  • Harold McNeill

    July 25, 2021 |

    Glad you enjoyed Craig. It was fun researching and writing that particular post. It seems I was in school many years before you, the 1950s to be more precise. Cheers, Harold

  • Craig Patterson

    July 18, 2021 |

    Thank you for sharing this. I grew up in Cold Lake (former town of Grand Centre) and we’d heard many stories over the years. Today I was talking to my Mom about the Kinosoo and I came to this article when I was searching images of the fish — I recall when I was in school in the 80s where was a photo supposedly taken (I think it’s the one of the ice fisherman above).

  • Harold McNeill

    January 15, 2021 |

    Wow, Graham, I was taken by surprise (but then again that’s not too hard). Having all you fine folks (my children by other fathers and mothers) would have been great. I’m hopeful that sometime in the not too distant future, we can reprise that trip. Perhaps we’ll just set aside a time for someone else’s landmark day, and we can surprise them. Love to you two. Harold

  • Graham and Nazanin

    January 15, 2021 |

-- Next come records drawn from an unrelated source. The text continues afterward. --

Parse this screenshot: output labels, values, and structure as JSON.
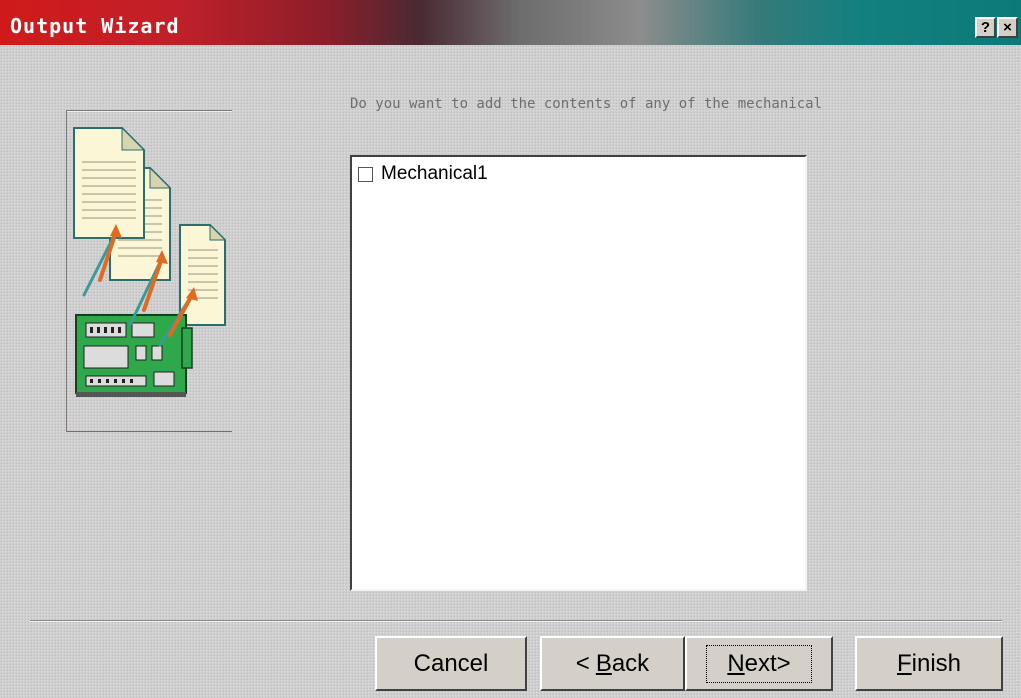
{
  "window": {
    "title": "Output Wizard",
    "help_glyph": "?",
    "close_glyph": "×"
  },
  "illustration": {
    "icon": "documents-to-pcb-icon",
    "colors": {
      "paper": "#fbf7d6",
      "board": "#2ea84a",
      "arrow": "#e06a20",
      "accent": "#2a8f8a"
    }
  },
  "question": {
    "text": "Do you want to add the contents of any of the mechanical"
  },
  "list": {
    "items": [
      {
        "label": "Mechanical1",
        "checked": false
      }
    ]
  },
  "buttons": {
    "cancel": {
      "label": "Cancel"
    },
    "back": {
      "arrow": "<",
      "mnemonic": "B",
      "rest": "ack"
    },
    "next": {
      "mnemonic": "N",
      "rest": "ext",
      "arrow": ">"
    },
    "finish": {
      "mnemonic": "F",
      "rest": "inish"
    }
  }
}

    How could we miss this historic event my friend!!!
    Nazy and I were booked for that cruise Harold, we were looking so forward to it.
    We will be together soon! We both wish that continued unconditional love you receive from everyone to continue as you are that special someone that makes a difference in this world.
    Happy birthday sir, cheers!

  • Harold McNeill

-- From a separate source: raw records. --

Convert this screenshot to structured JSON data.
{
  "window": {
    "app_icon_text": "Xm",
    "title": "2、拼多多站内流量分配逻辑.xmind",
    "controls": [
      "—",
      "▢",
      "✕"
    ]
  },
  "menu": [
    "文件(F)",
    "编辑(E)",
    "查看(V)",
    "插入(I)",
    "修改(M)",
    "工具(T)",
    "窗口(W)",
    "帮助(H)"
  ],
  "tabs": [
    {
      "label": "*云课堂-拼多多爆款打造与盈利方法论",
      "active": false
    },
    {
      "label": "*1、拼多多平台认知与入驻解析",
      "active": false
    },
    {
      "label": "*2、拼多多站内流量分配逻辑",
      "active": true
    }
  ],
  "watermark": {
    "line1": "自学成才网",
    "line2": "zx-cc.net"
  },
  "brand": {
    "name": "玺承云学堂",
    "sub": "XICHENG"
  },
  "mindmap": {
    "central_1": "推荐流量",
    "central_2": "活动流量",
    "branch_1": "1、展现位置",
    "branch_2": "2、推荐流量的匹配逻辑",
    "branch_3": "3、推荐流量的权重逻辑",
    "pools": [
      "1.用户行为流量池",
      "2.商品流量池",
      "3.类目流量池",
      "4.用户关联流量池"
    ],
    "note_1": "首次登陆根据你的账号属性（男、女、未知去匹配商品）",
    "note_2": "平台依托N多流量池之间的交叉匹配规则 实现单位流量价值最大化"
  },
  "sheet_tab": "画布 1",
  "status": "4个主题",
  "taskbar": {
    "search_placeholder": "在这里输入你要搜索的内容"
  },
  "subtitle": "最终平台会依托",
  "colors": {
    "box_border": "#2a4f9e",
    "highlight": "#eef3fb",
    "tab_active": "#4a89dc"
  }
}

    January 7, 2021 |

    Glad you found the site and that Dorthy enjoyed. I’ve added a lot of school photos in other locations linked to the High School Years stories. Cheers, Harold

  • Shelley Hamaliuk

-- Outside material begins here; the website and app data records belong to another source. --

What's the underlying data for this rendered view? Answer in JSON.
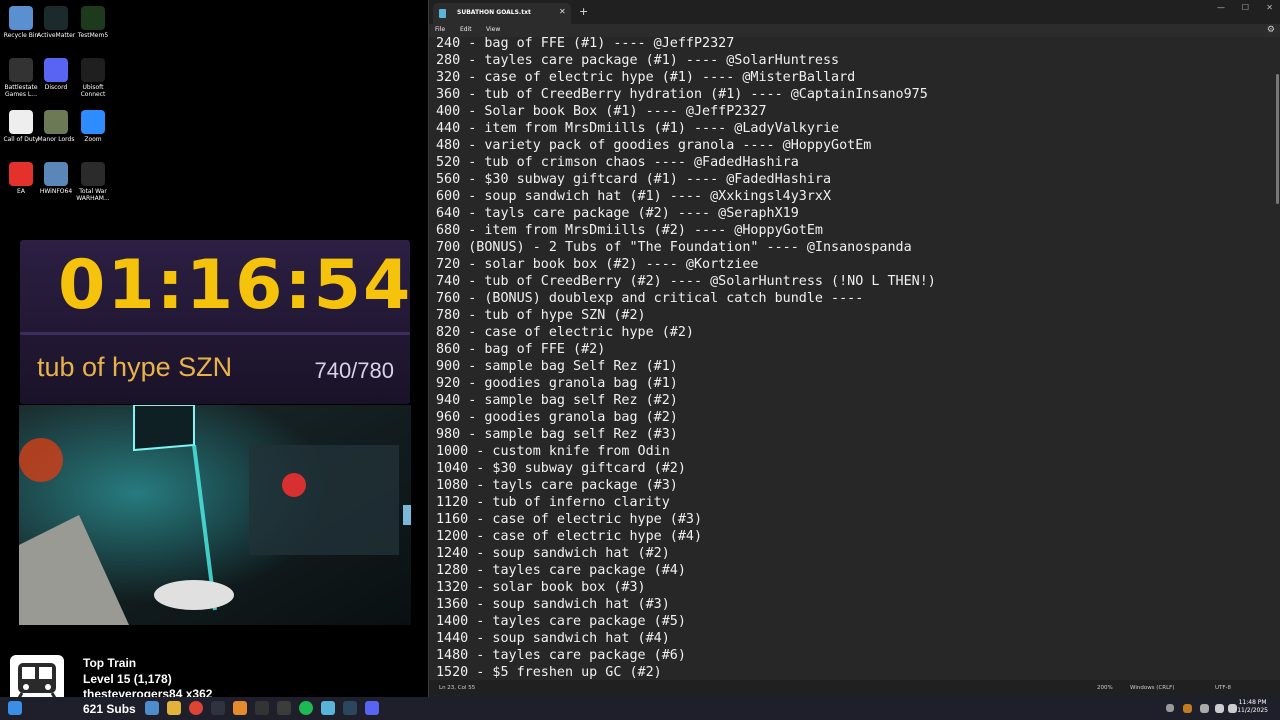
{
  "desktop": {
    "icons": [
      {
        "label": "Recycle Bin",
        "color": "#5a8fd0"
      },
      {
        "label": "ActiveMatter",
        "color": "#1b2a2b"
      },
      {
        "label": "TestMem5",
        "color": "#1d3a1d"
      },
      {
        "label": "Battlestate Games L...",
        "color": "#333333"
      },
      {
        "label": "Discord",
        "color": "#5865f2"
      },
      {
        "label": "Ubisoft Connect",
        "color": "#1f1f1f"
      },
      {
        "label": "Call of Duty",
        "color": "#eeeeee"
      },
      {
        "label": "Manor Lords",
        "color": "#6b7a55"
      },
      {
        "label": "Zoom",
        "color": "#2d8cff"
      },
      {
        "label": "EA",
        "color": "#e5312c"
      },
      {
        "label": "HWiNFO64",
        "color": "#5a87b8"
      },
      {
        "label": "Total War WARHAM...",
        "color": "#2b2b2b"
      }
    ]
  },
  "overlay": {
    "timer": "01:16:54",
    "goal_label": "tub of hype SZN",
    "goal_progress": "740/780"
  },
  "train": {
    "title": "Top Train",
    "level": "Level 15  (1,178)",
    "user": "thesteverogers84 x362",
    "subs": "621 Subs"
  },
  "notepad": {
    "tab_title": "SUBATHON GOALS.txt",
    "menus": [
      "File",
      "Edit",
      "View"
    ],
    "lines": [
      "240 - bag of FFE (#1) ---- @JeffP2327",
      "280 - tayles care package (#1) ---- @SolarHuntress",
      "320 - case of electric hype (#1) ---- @MisterBallard",
      "360 - tub of CreedBerry hydration (#1) ---- @CaptainInsano975",
      "400 - Solar book Box (#1) ---- @JeffP2327",
      "440 - item from MrsDmiills (#1) ---- @LadyValkyrie",
      "480 - variety pack of goodies granola ---- @HoppyGotEm",
      "520 - tub of crimson chaos ---- @FadedHashira",
      "560 - $30 subway giftcard (#1) ---- @FadedHashira",
      "600 - soup sandwich hat (#1) ---- @Xxkingsl4y3rxX",
      "640 - tayls care package (#2) ---- @SeraphX19",
      "680 - item from MrsDmiills (#2) ---- @HoppyGotEm",
      "700 (BONUS) - 2 Tubs of \"The Foundation\" ---- @Insanospanda",
      "720 - solar book box (#2) ---- @Kortziee",
      "740 - tub of CreedBerry (#2) ---- @SolarHuntress (!NO L THEN!)",
      "760 - (BONUS) doublexp and critical catch bundle ----",
      "780 - tub of hype SZN (#2)",
      "820 - case of electric hype (#2)",
      "860 - bag of FFE (#2)",
      "900 - sample bag Self Rez (#1)",
      "920 - goodies granola bag (#1)",
      "940 - sample bag self Rez (#2)",
      "960 - goodies granola bag (#2)",
      "980 - sample bag self Rez (#3)",
      "1000 - custom knife from Odin",
      "1040 - $30 subway giftcard (#2)",
      "1080 - tayls care package (#3)",
      "1120 - tub of inferno clarity",
      "1160 - case of electric hype (#3)",
      "1200 - case of electric hype (#4)",
      "1240 - soup sandwich hat (#2)",
      "1280 - tayles care package (#4)",
      "1320 - solar book box (#3)",
      "1360 - soup sandwich hat (#3)",
      "1400 - tayles care package (#5)",
      "1440 - soup sandwich hat (#4)",
      "1480 - tayles care package (#6)",
      "1520 - $5 freshen up GC (#2)"
    ],
    "status": {
      "position": "Ln 23, Col 55",
      "zoom": "200%",
      "line_ending": "Windows (CRLF)",
      "encoding": "UTF-8"
    }
  },
  "taskbar": {
    "time": "11:48 PM",
    "date": "11/2/2025"
  }
}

    January 2, 2021 |

    Hi there, I am Dorothy Marshall’s (nee Hartman) daughter. Mom was quite excited when she discovered this site while surfing the net yesterday, so excited that she told me to have a look! She quite enjoyed taking a trip down memory and seeing old pictures of herself.Keep up the great work!

  • Harold McNeill

    April 14, 2020 |

    Hi Rick,
    Great to hear from you and trust all is going well. Our family members are all doing well but it must be pretty tough for a lot of people. I had once heard you were going to do some writing but never heard anything further. I would be most interested, but do you think the OB News have archives back to that time. Any link or information you could provide would be greatly appreciated. Did you keep copies? Regards, Harold

  • Rick Gonder

    April 14, 2020 |

    Hi Harold
    About 22 years ago I spent several weeks going through the OBPD archives. I wrote several stories that were published in the OB News. Feel free to use if they are of value to what you are doing.
    Keep this up, I’m enjoying it and it brings back memories.